Your answer should show every line of the material below that includes "back".

[Source information]
== == ==

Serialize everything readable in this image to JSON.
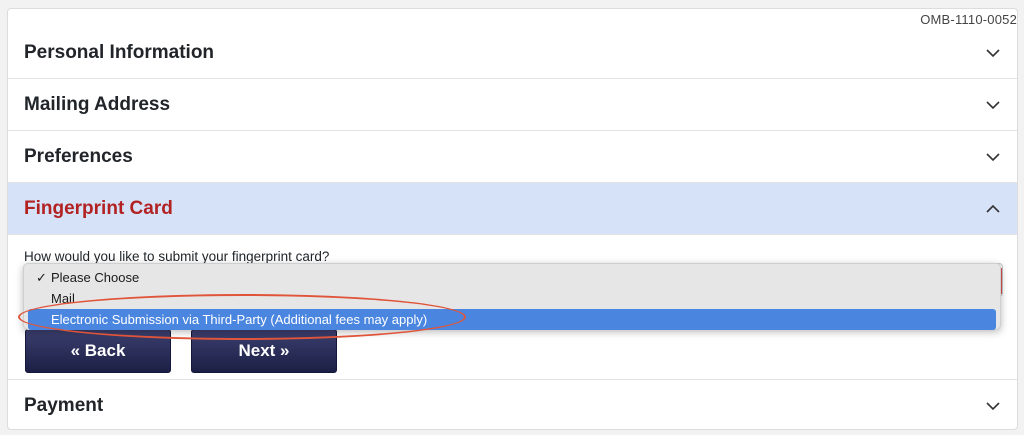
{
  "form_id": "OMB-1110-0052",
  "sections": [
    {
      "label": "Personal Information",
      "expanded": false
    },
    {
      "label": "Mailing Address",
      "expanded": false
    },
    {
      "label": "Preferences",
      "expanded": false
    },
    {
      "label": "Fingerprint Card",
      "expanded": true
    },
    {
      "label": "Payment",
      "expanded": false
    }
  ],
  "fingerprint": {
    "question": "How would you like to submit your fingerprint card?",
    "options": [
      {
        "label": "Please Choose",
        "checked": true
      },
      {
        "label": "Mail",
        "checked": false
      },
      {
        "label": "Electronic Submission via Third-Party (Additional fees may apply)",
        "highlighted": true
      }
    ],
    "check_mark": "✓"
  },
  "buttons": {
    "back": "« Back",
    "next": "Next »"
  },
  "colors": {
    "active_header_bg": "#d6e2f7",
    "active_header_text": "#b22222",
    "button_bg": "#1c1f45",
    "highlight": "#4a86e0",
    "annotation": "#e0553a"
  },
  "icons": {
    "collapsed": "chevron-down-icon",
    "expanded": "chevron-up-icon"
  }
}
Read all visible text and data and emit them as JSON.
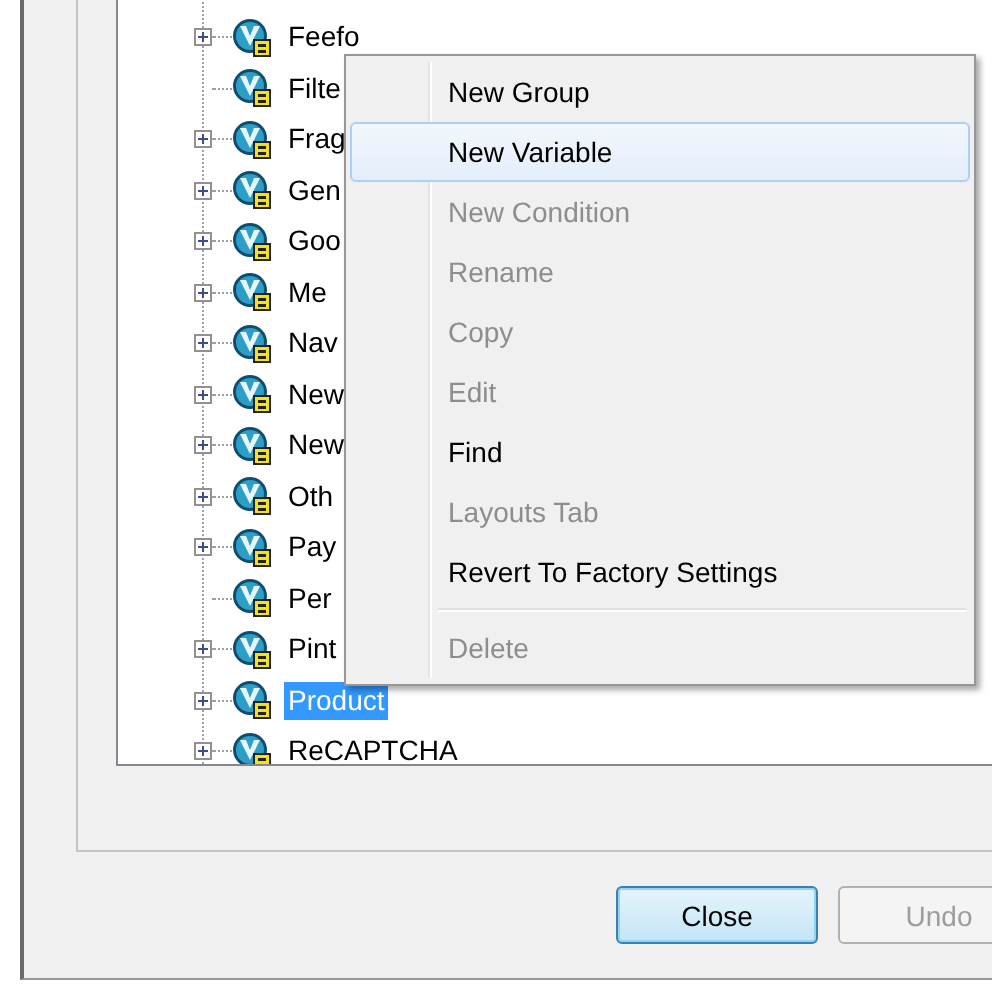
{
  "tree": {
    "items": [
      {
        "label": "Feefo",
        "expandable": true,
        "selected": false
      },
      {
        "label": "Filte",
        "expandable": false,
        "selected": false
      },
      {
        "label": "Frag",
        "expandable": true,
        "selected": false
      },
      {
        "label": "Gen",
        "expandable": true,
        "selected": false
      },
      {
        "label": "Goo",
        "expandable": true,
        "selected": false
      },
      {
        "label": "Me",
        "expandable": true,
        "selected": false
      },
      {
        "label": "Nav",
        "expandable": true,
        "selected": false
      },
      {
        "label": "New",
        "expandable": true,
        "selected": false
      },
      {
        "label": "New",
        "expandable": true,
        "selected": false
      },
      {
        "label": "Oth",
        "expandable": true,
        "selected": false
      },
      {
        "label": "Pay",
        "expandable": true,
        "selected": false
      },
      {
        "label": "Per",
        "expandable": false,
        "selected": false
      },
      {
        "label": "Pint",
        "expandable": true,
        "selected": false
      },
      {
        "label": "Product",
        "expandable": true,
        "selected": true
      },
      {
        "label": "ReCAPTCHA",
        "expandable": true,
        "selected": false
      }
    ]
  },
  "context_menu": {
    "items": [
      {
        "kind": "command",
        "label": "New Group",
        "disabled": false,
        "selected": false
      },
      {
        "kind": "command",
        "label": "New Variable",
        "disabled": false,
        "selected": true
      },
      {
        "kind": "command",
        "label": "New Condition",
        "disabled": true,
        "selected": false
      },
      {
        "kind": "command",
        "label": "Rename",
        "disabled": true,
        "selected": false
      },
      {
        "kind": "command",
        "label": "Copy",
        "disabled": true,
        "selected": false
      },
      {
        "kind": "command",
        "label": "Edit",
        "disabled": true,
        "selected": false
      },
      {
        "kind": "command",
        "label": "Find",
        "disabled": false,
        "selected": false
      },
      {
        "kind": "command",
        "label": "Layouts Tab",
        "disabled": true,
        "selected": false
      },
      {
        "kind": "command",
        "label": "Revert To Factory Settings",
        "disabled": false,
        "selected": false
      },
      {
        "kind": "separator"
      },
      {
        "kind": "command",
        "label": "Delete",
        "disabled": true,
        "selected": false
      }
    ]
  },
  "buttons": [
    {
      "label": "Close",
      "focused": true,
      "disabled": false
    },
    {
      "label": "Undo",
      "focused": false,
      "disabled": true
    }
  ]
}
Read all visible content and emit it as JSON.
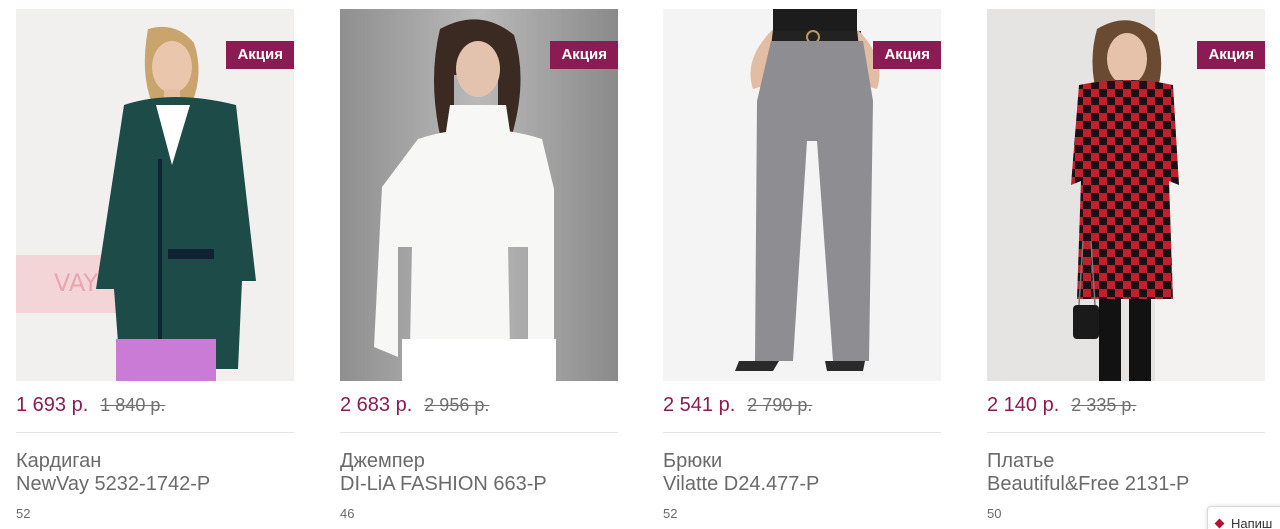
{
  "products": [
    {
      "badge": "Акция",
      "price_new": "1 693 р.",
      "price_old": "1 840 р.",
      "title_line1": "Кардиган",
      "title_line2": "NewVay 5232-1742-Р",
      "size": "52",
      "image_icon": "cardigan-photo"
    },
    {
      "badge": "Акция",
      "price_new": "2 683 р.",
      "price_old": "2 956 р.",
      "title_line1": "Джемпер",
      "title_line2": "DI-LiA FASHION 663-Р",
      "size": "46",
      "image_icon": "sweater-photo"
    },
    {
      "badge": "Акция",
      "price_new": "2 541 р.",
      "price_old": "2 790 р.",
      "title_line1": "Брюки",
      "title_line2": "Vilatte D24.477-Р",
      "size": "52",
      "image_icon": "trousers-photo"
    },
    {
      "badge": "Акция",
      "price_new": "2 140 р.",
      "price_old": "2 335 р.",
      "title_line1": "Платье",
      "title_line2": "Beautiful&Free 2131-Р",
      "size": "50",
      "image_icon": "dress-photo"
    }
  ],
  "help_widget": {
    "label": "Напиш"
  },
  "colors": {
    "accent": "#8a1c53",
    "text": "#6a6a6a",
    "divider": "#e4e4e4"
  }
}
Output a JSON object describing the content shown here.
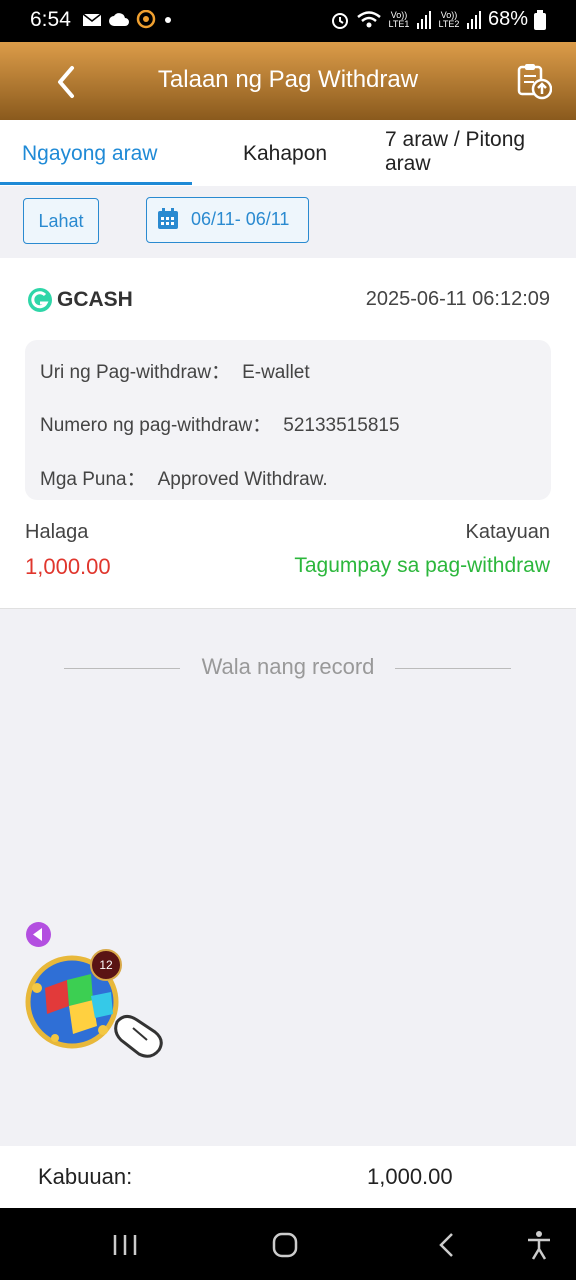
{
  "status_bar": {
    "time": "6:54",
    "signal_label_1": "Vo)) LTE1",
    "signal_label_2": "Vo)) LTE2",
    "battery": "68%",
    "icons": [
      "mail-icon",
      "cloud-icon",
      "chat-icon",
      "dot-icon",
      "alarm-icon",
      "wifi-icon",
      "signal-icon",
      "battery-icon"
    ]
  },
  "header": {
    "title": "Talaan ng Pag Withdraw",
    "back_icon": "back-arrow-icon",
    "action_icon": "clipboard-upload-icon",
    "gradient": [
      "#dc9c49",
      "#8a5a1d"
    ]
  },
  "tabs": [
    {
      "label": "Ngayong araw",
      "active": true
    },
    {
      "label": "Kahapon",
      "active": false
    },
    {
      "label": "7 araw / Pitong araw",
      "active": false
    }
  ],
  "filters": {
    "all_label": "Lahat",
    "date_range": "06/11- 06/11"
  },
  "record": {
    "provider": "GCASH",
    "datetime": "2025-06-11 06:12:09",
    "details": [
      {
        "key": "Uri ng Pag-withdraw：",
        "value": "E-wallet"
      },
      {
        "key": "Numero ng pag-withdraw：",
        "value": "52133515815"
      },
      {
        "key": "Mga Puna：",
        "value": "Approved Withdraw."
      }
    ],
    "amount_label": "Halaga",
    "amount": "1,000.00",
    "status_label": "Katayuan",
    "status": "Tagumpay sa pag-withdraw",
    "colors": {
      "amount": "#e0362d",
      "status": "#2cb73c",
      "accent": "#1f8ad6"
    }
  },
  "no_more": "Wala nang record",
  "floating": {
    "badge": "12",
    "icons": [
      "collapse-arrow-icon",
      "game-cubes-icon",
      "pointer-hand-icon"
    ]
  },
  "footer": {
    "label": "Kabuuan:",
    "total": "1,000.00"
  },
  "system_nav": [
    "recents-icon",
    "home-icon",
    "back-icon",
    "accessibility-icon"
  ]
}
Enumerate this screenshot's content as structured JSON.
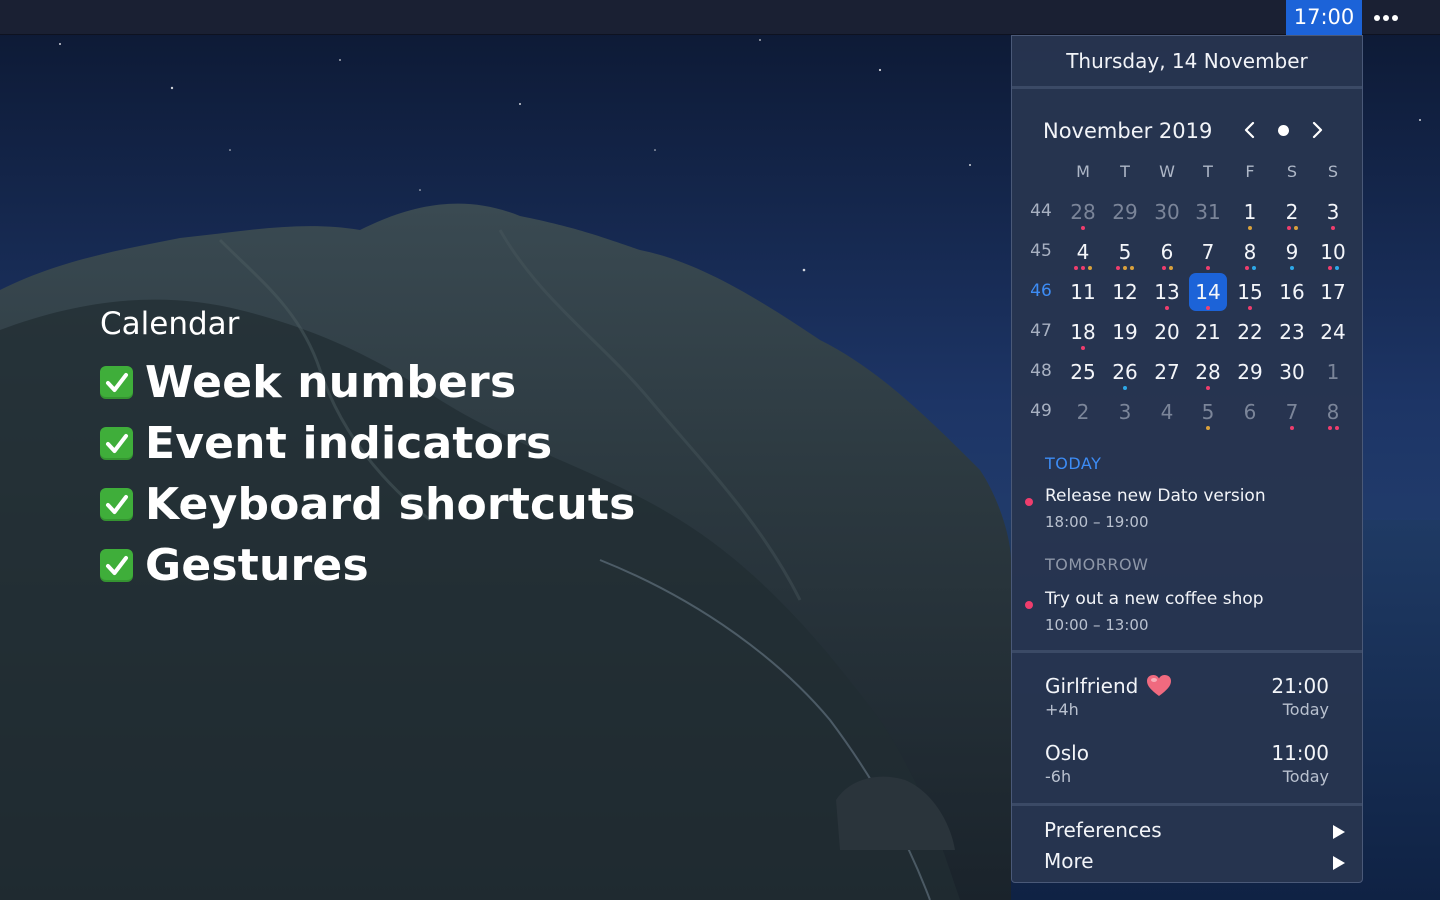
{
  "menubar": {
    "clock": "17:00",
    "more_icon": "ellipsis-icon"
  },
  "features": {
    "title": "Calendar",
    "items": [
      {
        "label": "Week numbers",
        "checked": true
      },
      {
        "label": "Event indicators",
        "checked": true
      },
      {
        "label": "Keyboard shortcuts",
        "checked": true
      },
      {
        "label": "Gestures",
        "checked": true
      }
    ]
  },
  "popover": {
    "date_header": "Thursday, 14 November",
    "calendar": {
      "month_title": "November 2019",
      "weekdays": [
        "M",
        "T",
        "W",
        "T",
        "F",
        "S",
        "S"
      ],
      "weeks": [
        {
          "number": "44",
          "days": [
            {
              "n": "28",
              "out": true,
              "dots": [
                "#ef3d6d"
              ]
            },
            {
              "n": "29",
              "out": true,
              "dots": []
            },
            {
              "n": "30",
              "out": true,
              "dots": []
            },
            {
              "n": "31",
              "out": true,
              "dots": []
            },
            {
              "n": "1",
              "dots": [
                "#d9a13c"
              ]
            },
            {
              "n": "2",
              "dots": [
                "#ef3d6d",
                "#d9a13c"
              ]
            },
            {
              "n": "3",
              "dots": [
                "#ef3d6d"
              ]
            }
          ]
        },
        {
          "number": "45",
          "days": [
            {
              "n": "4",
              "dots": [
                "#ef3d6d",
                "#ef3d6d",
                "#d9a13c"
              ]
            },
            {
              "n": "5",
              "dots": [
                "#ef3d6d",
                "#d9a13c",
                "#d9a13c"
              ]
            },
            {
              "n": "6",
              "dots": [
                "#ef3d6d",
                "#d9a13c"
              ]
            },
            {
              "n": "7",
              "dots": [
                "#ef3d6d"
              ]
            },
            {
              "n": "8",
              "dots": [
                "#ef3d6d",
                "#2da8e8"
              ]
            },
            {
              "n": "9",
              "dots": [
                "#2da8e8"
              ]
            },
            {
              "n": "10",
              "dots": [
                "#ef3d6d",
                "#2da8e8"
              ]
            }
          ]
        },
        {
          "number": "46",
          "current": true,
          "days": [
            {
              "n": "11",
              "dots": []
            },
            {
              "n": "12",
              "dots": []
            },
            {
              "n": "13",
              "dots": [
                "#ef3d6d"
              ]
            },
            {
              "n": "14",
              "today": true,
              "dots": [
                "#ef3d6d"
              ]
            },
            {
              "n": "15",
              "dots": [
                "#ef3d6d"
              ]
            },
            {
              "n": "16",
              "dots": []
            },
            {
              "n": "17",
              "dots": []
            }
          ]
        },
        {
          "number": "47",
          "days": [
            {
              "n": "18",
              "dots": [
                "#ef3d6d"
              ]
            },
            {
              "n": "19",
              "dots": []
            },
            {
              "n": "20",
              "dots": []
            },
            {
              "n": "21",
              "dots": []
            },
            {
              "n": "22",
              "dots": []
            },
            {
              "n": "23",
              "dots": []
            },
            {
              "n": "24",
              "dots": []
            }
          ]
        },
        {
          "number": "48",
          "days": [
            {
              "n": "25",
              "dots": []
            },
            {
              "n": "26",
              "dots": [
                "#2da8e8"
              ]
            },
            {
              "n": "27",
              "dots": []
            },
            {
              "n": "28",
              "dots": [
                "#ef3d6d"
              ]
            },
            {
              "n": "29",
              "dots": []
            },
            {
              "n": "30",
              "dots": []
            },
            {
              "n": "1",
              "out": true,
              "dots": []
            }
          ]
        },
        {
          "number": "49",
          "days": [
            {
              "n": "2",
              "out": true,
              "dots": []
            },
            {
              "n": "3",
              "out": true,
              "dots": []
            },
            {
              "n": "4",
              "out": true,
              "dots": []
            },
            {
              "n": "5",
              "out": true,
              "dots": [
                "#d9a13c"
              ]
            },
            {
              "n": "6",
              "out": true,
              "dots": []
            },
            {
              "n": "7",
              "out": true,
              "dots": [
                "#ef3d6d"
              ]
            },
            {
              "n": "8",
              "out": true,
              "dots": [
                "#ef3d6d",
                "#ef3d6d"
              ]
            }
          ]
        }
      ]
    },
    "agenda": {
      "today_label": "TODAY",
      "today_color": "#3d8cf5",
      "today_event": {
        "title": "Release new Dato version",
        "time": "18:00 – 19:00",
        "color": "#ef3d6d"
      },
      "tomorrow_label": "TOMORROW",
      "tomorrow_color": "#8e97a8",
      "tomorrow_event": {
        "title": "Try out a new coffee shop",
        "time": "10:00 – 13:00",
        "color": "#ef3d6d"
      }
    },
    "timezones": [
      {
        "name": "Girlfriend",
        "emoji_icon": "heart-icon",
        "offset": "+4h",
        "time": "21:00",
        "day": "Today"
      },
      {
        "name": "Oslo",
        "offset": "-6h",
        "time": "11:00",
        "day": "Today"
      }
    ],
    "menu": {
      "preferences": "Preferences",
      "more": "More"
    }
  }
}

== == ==

[Answer for the task]
    "back": "« Back",
    "back_icon": "back-arrow-icon",
    "back-icon",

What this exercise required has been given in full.